Charitable giving can give you a warm glow. In addition to leaving bequests, often in the form of trusts, to carefully chosen organizations, agencies, and/or educational, religious, or cultural institutions, most people give smaller amounts throughout their lifetimes. When you are working with a well-respected charitable planning attorney, you can be certain the charities you support will be vetted by your legal representative. More than that, you can be sure that your donations are being made in the most cost-effective manner relative to your tax base.
On the other hand, when you dole out lesser amounts to causes that appeal to you at a vulnerable moment, you may be wasting your money on a misrepresented charity or even contributing to a criminal enterprise.
How To Protect Your Assets and Not Be Duped
You may respond to a plea for funds in the mail or over the internet; buy a cake at a church bazaar or an antique at a hospital auction, or place a few bills in a jar or kettle at Christmas time. The impulse is a positive one. Just make sure that the funds you contribute are going to the right place. The following are a number of ways to make sure your generous impulses are not misguided.
Check Out the Organization with Reliable Agencies
There are a number of legitimate agencies you can contact to check the status of the charity in question:
- The Exempt Organizations Select Check Tool of the IRS Nonprofit Charities Database which will let you know if the charity is really 501(c)(3) tax exempt
- Charity Navigator rates charities based on their accountability and transparency
- GuideStar reveals information about how organizations spend their donations and the earnings of their top officers
- Charity Watch not only rates charities according to specific criteria but exposes abuse when it occurs
- BBB Wise Giving Alliance rates charities on 20 standards — stick to charities that are rated 20 out of 20
Use Common Sense
Just because you feel warm and fuzzy doesn’t mean you aren’t being taken advantage of. Pay attention to the following caveats:
- Giving a donation to a charity you’ve never heard of is risky at best. Be aware that many fake charities use names closely resembling the names of legitimate charities or similar symbols or insignias. Check names and symbols carefully.
- Don’t be lured into supporting a charity just because you’ve received a letter, phone call, email or text. Choose the charity you want to donate to; don’t just respond because you’ve been targeted.
- The charity you give to must have real, verifiable, contact information.
- If the charity is legitimate your donation should be tax-deductible.
- Find out what percentage of your donation actually goes to the cause after expenses by asking for financial statements.
- If you are suspicious of a particular solicitation, check with your police department to see if complaints about the organization have been made.
- Keep records of donations in case questions arise later.
- Remember that technological advances have made identities much easier to fake. Letterheads, return phone numbers and even websites are all too easy to fabricate.
- If you receive “gifts” by mail, it doesn’t obligate you to donate to the sender.
- Don’t be embarrassed to ask to see credentials when someone comes to your door or solicits you on a street corner.

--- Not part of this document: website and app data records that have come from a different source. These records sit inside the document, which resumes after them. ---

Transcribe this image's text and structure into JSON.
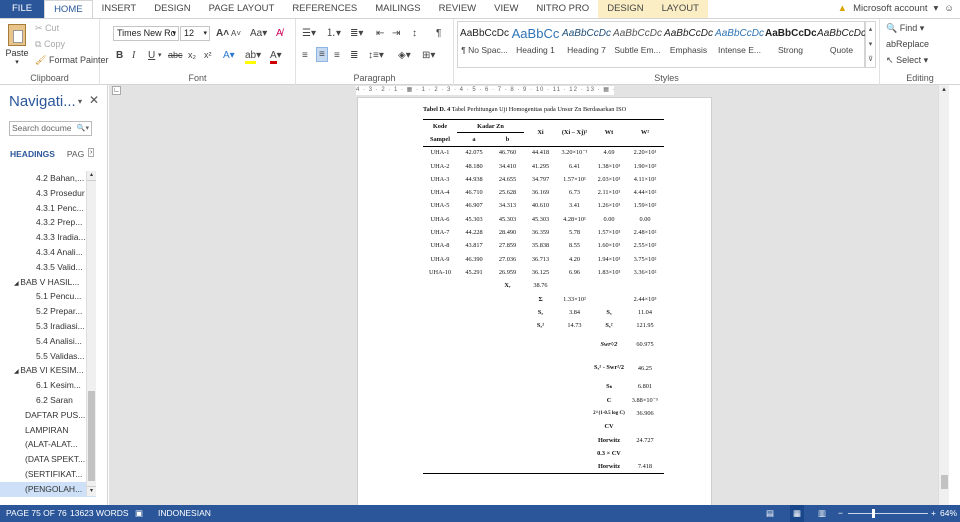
{
  "tabs": [
    "FILE",
    "HOME",
    "INSERT",
    "DESIGN",
    "PAGE LAYOUT",
    "REFERENCES",
    "MAILINGS",
    "REVIEW",
    "VIEW",
    "NITRO PRO",
    "DESIGN",
    "LAYOUT"
  ],
  "account": "Microsoft account",
  "clipboard": {
    "paste": "Paste",
    "cut": "Cut",
    "copy": "Copy",
    "format_painter": "Format Painter",
    "label": "Clipboard"
  },
  "font": {
    "name": "Times New Ro",
    "size": "12",
    "label": "Font",
    "grow": "A",
    "shrink": "A",
    "case": "Aa",
    "bold": "B",
    "italic": "I",
    "underline": "U",
    "strike": "abc",
    "sub": "x₂",
    "sup": "x²"
  },
  "paragraph": {
    "label": "Paragraph",
    "pilcrow": "¶"
  },
  "styles": {
    "label": "Styles",
    "items": [
      {
        "preview": "AaBbCcDc",
        "name": "¶ No Spac..."
      },
      {
        "preview": "AaBbCc",
        "name": "Heading 1"
      },
      {
        "preview": "AaBbCcDc",
        "name": "Heading 7"
      },
      {
        "preview": "AaBbCcDc",
        "name": "Subtle Em..."
      },
      {
        "preview": "AaBbCcDc",
        "name": "Emphasis"
      },
      {
        "preview": "AaBbCcDc",
        "name": "Intense E..."
      },
      {
        "preview": "AaBbCcDc",
        "name": "Strong"
      },
      {
        "preview": "AaBbCcDc",
        "name": "Quote"
      }
    ]
  },
  "editing": {
    "find": "Find",
    "replace": "Replace",
    "select": "Select",
    "label": "Editing"
  },
  "nav": {
    "title": "Navigati...",
    "search_placeholder": "Search docume",
    "tab_headings": "HEADINGS",
    "tab_pages": "PAG",
    "items": [
      "4.2 Bahan,...",
      "4.3 Prosedur",
      "4.3.1 Penc...",
      "4.3.2 Prep...",
      "4.3.3 Iradia...",
      "4.3.4 Anali...",
      "4.3.5 Valid...",
      "BAB V HASIL...",
      "5.1 Pencu...",
      "5.2 Prepar...",
      "5.3 Iradiasi...",
      "5.4 Analisi...",
      "5.5 Validas...",
      "BAB VI KESIM...",
      "6.1 Kesim...",
      "6.2 Saran",
      "DAFTAR PUS...",
      "LAMPIRAN",
      "(ALAT-ALAT...",
      "(DATA SPEKT...",
      "(SERTIFIKAT...",
      "(PENGOLAH..."
    ]
  },
  "ruler_text": "4 · 3 · 2 · 1 · ▦ · 1 · 2 · 3 · 4 · 5 · 6 · 7 · 8 · 9 · 10 · 11 · 12 · 13 · ▦ · 15 · 16",
  "doc": {
    "caption_bold": "Tabel D. 4",
    "caption_rest": " Tabel Perhitungan Uji Homogenitas pada Unsur Zn Berdasarkan ISO",
    "header": {
      "kode": "Kode",
      "sampel": "Sampel",
      "kadar": "Kadar Zn",
      "a": "a",
      "b": "b",
      "xi": "Xi",
      "xixj": "(Xi – Xj)²",
      "wt": "Wt",
      "w2": "W²"
    },
    "rows": [
      [
        "UHA-1",
        "42.075",
        "46.760",
        "44.418",
        "3.20×10⁻¹",
        "4.69",
        "2.20×10¹"
      ],
      [
        "UHA-2",
        "48.180",
        "34.410",
        "41.295",
        "6.41",
        "1.38×10¹",
        "1.90×10²"
      ],
      [
        "UHA-3",
        "44.938",
        "24.655",
        "34.797",
        "1.57×10¹",
        "2.03×10¹",
        "4.11×10²"
      ],
      [
        "UHA-4",
        "46.710",
        "25.628",
        "36.169",
        "6.73",
        "2.11×10¹",
        "4.44×10²"
      ],
      [
        "UHA-5",
        "46.907",
        "34.313",
        "40.610",
        "3.41",
        "1.26×10¹",
        "1.59×10²"
      ],
      [
        "UHA-6",
        "45.303",
        "45.303",
        "45.303",
        "4.28×10¹",
        "0.00",
        "0.00"
      ],
      [
        "UHA-7",
        "44.228",
        "28.490",
        "36.359",
        "5.78",
        "1.57×10¹",
        "2.48×10²"
      ],
      [
        "UHA-8",
        "43.817",
        "27.859",
        "35.838",
        "8.55",
        "1.60×10¹",
        "2.55×10²"
      ],
      [
        "UHA-9",
        "46.390",
        "27.036",
        "36.713",
        "4.20",
        "1.94×10¹",
        "3.75×10²"
      ],
      [
        "UHA-10",
        "45.291",
        "26.959",
        "36.125",
        "6.96",
        "1.83×10¹",
        "3.36×10²"
      ]
    ],
    "xr_label": "Xᵣ",
    "xr_value": "38.76",
    "sum_label": "Σ",
    "sum_xixj": "1.33×10²",
    "sum_w2": "2.44×10³",
    "sx_label": "Sₓ",
    "sx_value": "3.84",
    "sw_label": "Sₓ",
    "sw_value": "11.04",
    "sx2_label": "Sₓ²",
    "sx2_value": "14.73",
    "sw2_label": "Sₓ²",
    "sw2_value": "121.95",
    "swr_label": "Swr²/2",
    "swr_value": "60.975",
    "diff_label": "Sₓ² - Swr²/2",
    "diff_value": "46.25",
    "ss_label": "Sₛ",
    "ss_value": "6.801",
    "c_label": "C",
    "c_value": "3.88×10⁻⁵",
    "hor_label": "2^(1-0.5 log C)",
    "hor_value": "36.906",
    "cv_label": "CV",
    "horwitz_label": "Horwitz",
    "horwitz_value": "24.727",
    "cv3_label": "0.3 × CV",
    "horwitz2_label": "Horwitz",
    "horwitz2_value": "7.418"
  },
  "status": {
    "page": "PAGE 75 OF 76",
    "words": "13623 WORDS",
    "language": "INDONESIAN",
    "zoom": "64%"
  }
}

Approach Charitable Giving with the Seriousness It Deserves
You know how much time and care your charitable giving attorney takes to make sure your charitable giving is meaningful and beneficial to those you desire to help. Don’t undercut the process by being cavalier about your less substantial or more spontaneous donations. You want to be generous, not foolish.